*YOUR OBJECTIVE*: Reproduce all of the data exactly, with no line skipped.

*RECORDS FOR THE TASK*:
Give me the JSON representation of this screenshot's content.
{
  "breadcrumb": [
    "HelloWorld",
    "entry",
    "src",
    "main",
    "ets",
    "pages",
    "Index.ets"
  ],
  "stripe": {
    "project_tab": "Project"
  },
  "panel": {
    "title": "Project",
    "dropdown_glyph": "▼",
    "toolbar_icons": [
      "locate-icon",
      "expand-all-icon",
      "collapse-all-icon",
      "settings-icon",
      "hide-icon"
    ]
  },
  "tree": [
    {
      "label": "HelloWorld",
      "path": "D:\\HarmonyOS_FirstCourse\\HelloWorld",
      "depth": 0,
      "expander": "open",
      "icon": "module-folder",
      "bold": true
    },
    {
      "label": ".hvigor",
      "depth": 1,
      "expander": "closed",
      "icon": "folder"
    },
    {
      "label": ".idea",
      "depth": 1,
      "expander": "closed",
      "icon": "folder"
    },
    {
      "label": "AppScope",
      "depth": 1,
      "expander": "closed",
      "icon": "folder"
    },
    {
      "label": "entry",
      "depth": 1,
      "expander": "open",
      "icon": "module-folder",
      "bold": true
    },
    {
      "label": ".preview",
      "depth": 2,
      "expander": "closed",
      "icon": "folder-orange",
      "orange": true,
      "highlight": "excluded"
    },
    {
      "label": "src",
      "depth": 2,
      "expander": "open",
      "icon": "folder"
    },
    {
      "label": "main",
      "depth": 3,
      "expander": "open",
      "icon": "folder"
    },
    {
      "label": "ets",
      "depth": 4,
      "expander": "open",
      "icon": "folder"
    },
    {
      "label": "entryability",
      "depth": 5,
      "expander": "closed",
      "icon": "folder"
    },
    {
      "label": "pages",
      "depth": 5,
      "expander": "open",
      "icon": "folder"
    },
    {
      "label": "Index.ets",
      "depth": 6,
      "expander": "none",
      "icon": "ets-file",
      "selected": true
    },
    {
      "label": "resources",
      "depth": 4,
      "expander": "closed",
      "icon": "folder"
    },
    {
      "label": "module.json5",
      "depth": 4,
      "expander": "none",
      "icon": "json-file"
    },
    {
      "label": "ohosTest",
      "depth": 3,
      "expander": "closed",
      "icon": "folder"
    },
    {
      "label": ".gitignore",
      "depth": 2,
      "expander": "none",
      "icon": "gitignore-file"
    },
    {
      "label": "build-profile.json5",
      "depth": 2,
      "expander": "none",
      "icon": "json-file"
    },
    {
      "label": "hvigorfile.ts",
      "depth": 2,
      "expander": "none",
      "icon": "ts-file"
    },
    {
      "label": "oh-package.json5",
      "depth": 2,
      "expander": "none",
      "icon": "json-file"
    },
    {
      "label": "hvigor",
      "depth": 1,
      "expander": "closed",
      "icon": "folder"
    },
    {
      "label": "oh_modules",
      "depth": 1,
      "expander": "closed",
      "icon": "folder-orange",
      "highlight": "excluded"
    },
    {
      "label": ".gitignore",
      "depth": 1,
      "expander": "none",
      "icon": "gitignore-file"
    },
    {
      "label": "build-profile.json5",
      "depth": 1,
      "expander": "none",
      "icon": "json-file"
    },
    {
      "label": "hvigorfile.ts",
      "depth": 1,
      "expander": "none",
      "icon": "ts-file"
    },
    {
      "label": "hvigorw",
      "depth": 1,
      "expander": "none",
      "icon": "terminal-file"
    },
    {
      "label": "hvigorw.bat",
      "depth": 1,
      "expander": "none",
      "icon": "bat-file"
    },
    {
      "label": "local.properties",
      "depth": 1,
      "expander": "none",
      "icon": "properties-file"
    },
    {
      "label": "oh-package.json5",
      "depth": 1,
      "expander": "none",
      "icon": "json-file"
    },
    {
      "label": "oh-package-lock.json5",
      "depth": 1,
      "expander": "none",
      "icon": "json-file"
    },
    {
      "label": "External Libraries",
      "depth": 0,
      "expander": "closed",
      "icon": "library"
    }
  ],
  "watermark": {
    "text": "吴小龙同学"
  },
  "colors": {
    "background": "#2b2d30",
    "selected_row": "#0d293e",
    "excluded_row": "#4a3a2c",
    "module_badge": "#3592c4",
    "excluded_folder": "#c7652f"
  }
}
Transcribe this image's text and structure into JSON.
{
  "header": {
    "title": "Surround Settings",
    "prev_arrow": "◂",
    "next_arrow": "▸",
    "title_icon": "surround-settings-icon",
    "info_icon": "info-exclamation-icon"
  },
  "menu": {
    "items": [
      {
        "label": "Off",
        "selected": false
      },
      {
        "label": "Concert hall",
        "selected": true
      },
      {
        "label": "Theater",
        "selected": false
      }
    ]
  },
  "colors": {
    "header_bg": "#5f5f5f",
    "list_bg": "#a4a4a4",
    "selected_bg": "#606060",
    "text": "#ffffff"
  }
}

*REPLY*:
Give me the JSON representation of this screenshot's content.
{
  "breadcrumb": [
    "HelloWorld",
    "entry",
    "src",
    "main",
    "ets",
    "pages",
    "Index.ets"
  ],
  "stripe": {
    "project_tab": "Project"
  },
  "panel": {
    "title": "Project",
    "dropdown_glyph": "▼",
    "toolbar_icons": [
      "locate-icon",
      "expand-all-icon",
      "collapse-all-icon",
      "settings-icon",
      "hide-icon"
    ]
  },
  "tree": [
    {
      "label": "HelloWorld",
      "path": "D:\\HarmonyOS_FirstCourse\\HelloWorld",
      "depth": 0,
      "expander": "open",
      "icon": "module-folder",
      "bold": true
    },
    {
      "label": ".hvigor",
      "depth": 1,
      "expander": "closed",
      "icon": "folder"
    },
    {
      "label": ".idea",
      "depth": 1,
      "expander": "closed",
      "icon": "folder"
    },
    {
      "label": "AppScope",
      "depth": 1,
      "expander": "closed",
      "icon": "folder"
    },
    {
      "label": "entry",
      "depth": 1,
      "expander": "open",
      "icon": "module-folder",
      "bold": true
    },
    {
      "label": ".preview",
      "depth": 2,
      "expander": "closed",
      "icon": "folder-orange",
      "orange": true,
      "highlight": "excluded"
    },
    {
      "label": "src",
      "depth": 2,
      "expander": "open",
      "icon": "folder"
    },
    {
      "label": "main",
      "depth": 3,
      "expander": "open",
      "icon": "folder"
    },
    {
      "label": "ets",
      "depth": 4,
      "expander": "open",
      "icon": "folder"
    },
    {
      "label": "entryability",
      "depth": 5,
      "expander": "closed",
      "icon": "folder"
    },
    {
      "label": "pages",
      "depth": 5,
      "expander": "open",
      "icon": "folder"
    },
    {
      "label": "Index.ets",
      "depth": 6,
      "expander": "none",
      "icon": "ets-file",
      "selected": true
    },
    {
      "label": "resources",
      "depth": 4,
      "expander": "closed",
      "icon": "folder"
    },
    {
      "label": "module.json5",
      "depth": 4,
      "expander": "none",
      "icon": "json-file"
    },
    {
      "label": "ohosTest",
      "depth": 3,
      "expander": "closed",
      "icon": "folder"
    },
    {
      "label": ".gitignore",
      "depth": 2,
      "expander": "none",
      "icon": "gitignore-file"
    },
    {
      "label": "build-profile.json5",
      "depth": 2,
      "expander": "none",
      "icon": "json-file"
    },
    {
      "label": "hvigorfile.ts",
      "depth": 2,
      "expander": "none",
      "icon": "ts-file"
    },
    {
      "label": "oh-package.json5",
      "depth": 2,
      "expander": "none",
      "icon": "json-file"
    },
    {
      "label": "hvigor",
      "depth": 1,
      "expander": "closed",
      "icon": "folder"
    },
    {
      "label": "oh_modules",
      "depth": 1,
      "expander": "closed",
      "icon": "folder-orange",
      "highlight": "excluded"
    },
    {
      "label": ".gitignore",
      "depth": 1,
      "expander": "none",
      "icon": "gitignore-file"
    },
    {
      "label": "build-profile.json5",
      "depth": 1,
      "expander": "none",
      "icon": "json-file"
    },
    {
      "label": "hvigorfile.ts",
      "depth": 1,
      "expander": "none",
      "icon": "ts-file"
    },
    {
      "label": "hvigorw",
      "depth": 1,
      "expander": "none",
      "icon": "terminal-file"
    },
    {
      "label": "hvigorw.bat",
      "depth": 1,
      "expander": "none",
      "icon": "bat-file"
    },
    {
      "label": "local.properties",
      "depth": 1,
      "expander": "none",
      "icon": "properties-file"
    },
    {
      "label": "oh-package.json5",
      "depth": 1,
      "expander": "none",
      "icon": "json-file"
    },
    {
      "label": "oh-package-lock.json5",
      "depth": 1,
      "expander": "none",
      "icon": "json-file"
    },
    {
      "label": "External Libraries",
      "depth": 0,
      "expander": "closed",
      "icon": "library"
    }
  ],
  "watermark": {
    "text": "吴小龙同学"
  },
  "colors": {
    "background": "#2b2d30",
    "selected_row": "#0d293e",
    "excluded_row": "#4a3a2c",
    "module_badge": "#3592c4",
    "excluded_folder": "#c7652f"
  }
}
Transcribe this image's text and structure into JSON.
{
  "header": {
    "title": "Surround Settings",
    "prev_arrow": "◂",
    "next_arrow": "▸",
    "title_icon": "surround-settings-icon",
    "info_icon": "info-exclamation-icon"
  },
  "menu": {
    "items": [
      {
        "label": "Off",
        "selected": false
      },
      {
        "label": "Concert hall",
        "selected": true
      },
      {
        "label": "Theater",
        "selected": false
      }
    ]
  },
  "colors": {
    "header_bg": "#5f5f5f",
    "list_bg": "#a4a4a4",
    "selected_bg": "#606060",
    "text": "#ffffff"
  }
}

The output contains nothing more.